All parties get annoyed when they fail to win enough support to form the administration.

Under a first past the post system minority administrations are less likely, but a feature of proportional representations is that smaller parties have a greater influence.

The example of the Greens being in government in Scotland illustrates that point.

The single transferable vote will almost always mean no outright majority, requiring parties to put forward their vision and proposals to win over 50 per cent of the councillors.

Those who are not happy with this outcome sound like they are arguing for a return to first past the post, which in my view is less democratic.

In the Scottish Parliament I work with other parties to gain support for the issues I am working on.

In the last session I brought forward amendments to the planning bill to give local communities and local people the very same rights as developers.

The amendments were voted down by SNP and Tory MSPs and, whilst I was angry, I had to accept that SNP and Tory MSPs had every right to join forces to block giving communities more rights and more protection against the speculators and large developers because that is the system we operate in.

I recently put forward a motion for a member’s debate on the issue of the unequal treatment of care workers and the terrible impact on people who need home care.

In order to secure the debate, you need the support of at least one MSP from three parties.

Lib Dem MSP Willie Rennie signed immediately but SNP and Green MSPs refused to sign because, in their view, I was having a go at the SNP government.

I was not, I was simply trying to get the appalling state of social care up for discussion to highlight what actions are needed to fix it.

Murdo Fraser, a Tory MSP, signed the motion in order to allow the debate to happen and therefore I relied on a Liberal and Tory MSP to let me speak up for care workers and older people in Fife whilst the SNP and Greens were more interested in protecting the SNP government than they were in speaking up for those suffering from poor social care.

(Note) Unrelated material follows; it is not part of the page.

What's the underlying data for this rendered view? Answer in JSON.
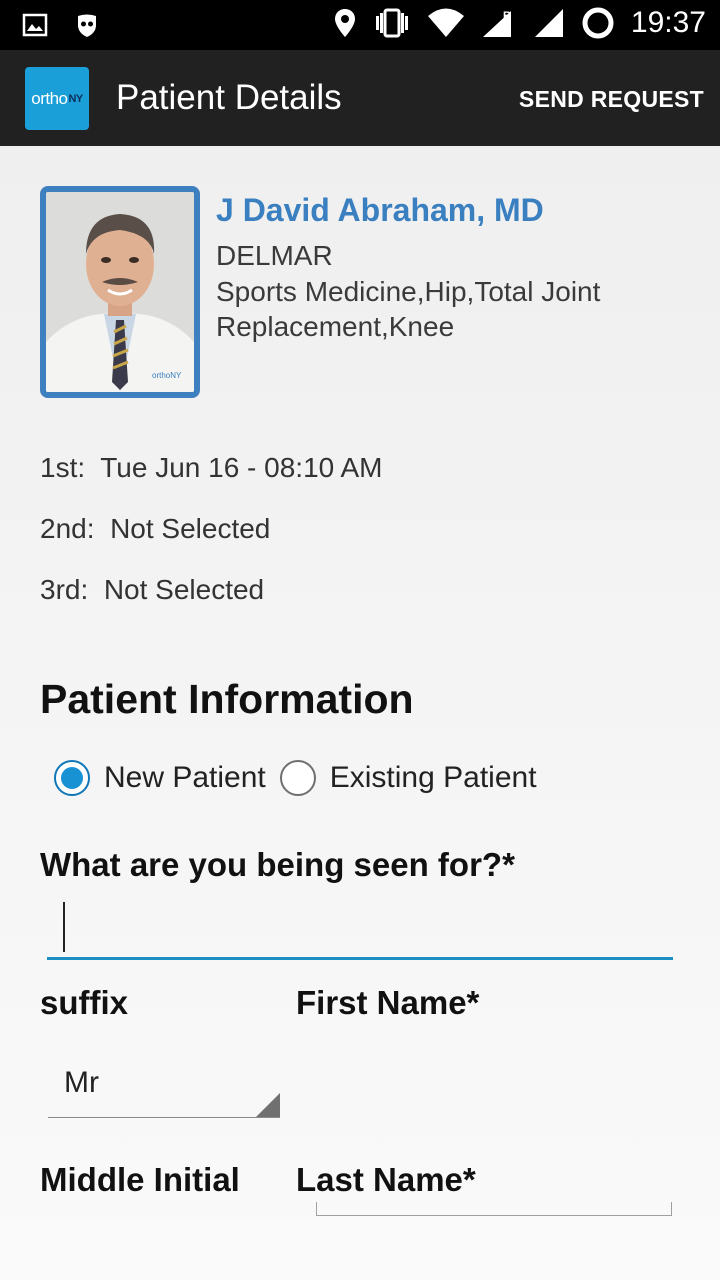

So, to those jumping up and down because they thought they had a right to take power, I would say don’t throw stones in glass houses.